Restate the entries below word for word, leaving nothing out.

(RECORDS TO PROCESS)

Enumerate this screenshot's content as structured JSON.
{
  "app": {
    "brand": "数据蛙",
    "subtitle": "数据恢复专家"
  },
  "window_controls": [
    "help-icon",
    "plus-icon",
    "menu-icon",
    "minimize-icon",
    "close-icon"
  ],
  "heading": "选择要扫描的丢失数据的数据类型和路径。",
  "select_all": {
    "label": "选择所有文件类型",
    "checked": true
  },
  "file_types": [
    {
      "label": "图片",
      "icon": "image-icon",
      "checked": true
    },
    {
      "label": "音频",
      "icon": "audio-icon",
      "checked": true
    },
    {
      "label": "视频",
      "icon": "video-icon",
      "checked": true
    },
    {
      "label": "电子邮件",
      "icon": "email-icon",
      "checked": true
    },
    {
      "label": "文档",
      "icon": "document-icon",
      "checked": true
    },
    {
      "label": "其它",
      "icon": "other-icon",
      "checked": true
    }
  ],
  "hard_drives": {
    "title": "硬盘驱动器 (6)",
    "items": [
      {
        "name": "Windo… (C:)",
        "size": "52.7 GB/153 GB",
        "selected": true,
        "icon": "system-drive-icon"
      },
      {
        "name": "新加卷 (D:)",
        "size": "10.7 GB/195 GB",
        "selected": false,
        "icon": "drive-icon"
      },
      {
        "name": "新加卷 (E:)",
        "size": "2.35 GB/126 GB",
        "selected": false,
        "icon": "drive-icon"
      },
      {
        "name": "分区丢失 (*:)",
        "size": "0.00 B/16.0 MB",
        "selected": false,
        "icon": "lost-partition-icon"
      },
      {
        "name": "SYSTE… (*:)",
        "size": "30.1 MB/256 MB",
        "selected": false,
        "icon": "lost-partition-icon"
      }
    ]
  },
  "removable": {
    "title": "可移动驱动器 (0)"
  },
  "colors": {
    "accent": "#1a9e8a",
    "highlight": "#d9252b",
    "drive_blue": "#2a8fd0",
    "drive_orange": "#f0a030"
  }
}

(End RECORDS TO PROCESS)

WRITTEN RESPONSE:
Enumerate this screenshot's content as structured JSON.
{
  "app": {
    "brand": "数据蛙",
    "subtitle": "数据恢复专家"
  },
  "window_controls": [
    "help-icon",
    "plus-icon",
    "menu-icon",
    "minimize-icon",
    "close-icon"
  ],
  "heading": "选择要扫描的丢失数据的数据类型和路径。",
  "select_all": {
    "label": "选择所有文件类型",
    "checked": true
  },
  "file_types": [
    {
      "label": "图片",
      "icon": "image-icon",
      "checked": true
    },
    {
      "label": "音频",
      "icon": "audio-icon",
      "checked": true
    },
    {
      "label": "视频",
      "icon": "video-icon",
      "checked": true
    },
    {
      "label": "电子邮件",
      "icon": "email-icon",
      "checked": true
    },
    {
      "label": "文档",
      "icon": "document-icon",
      "checked": true
    },
    {
      "label": "其它",
      "icon": "other-icon",
      "checked": true
    }
  ],
  "hard_drives": {
    "title": "硬盘驱动器 (6)",
    "items": [
      {
        "name": "Windo… (C:)",
        "size": "52.7 GB/153 GB",
        "selected": true,
        "icon": "system-drive-icon"
      },
      {
        "name": "新加卷 (D:)",
        "size": "10.7 GB/195 GB",
        "selected": false,
        "icon": "drive-icon"
      },
      {
        "name": "新加卷 (E:)",
        "size": "2.35 GB/126 GB",
        "selected": false,
        "icon": "drive-icon"
      },
      {
        "name": "分区丢失 (*:)",
        "size": "0.00 B/16.0 MB",
        "selected": false,
        "icon": "lost-partition-icon"
      },
      {
        "name": "SYSTE… (*:)",
        "size": "30.1 MB/256 MB",
        "selected": false,
        "icon": "lost-partition-icon"
      }
    ]
  },
  "removable": {
    "title": "可移动驱动器 (0)"
  },
  "colors": {
    "accent": "#1a9e8a",
    "highlight": "#d9252b",
    "drive_blue": "#2a8fd0",
    "drive_orange": "#f0a030"
  }
}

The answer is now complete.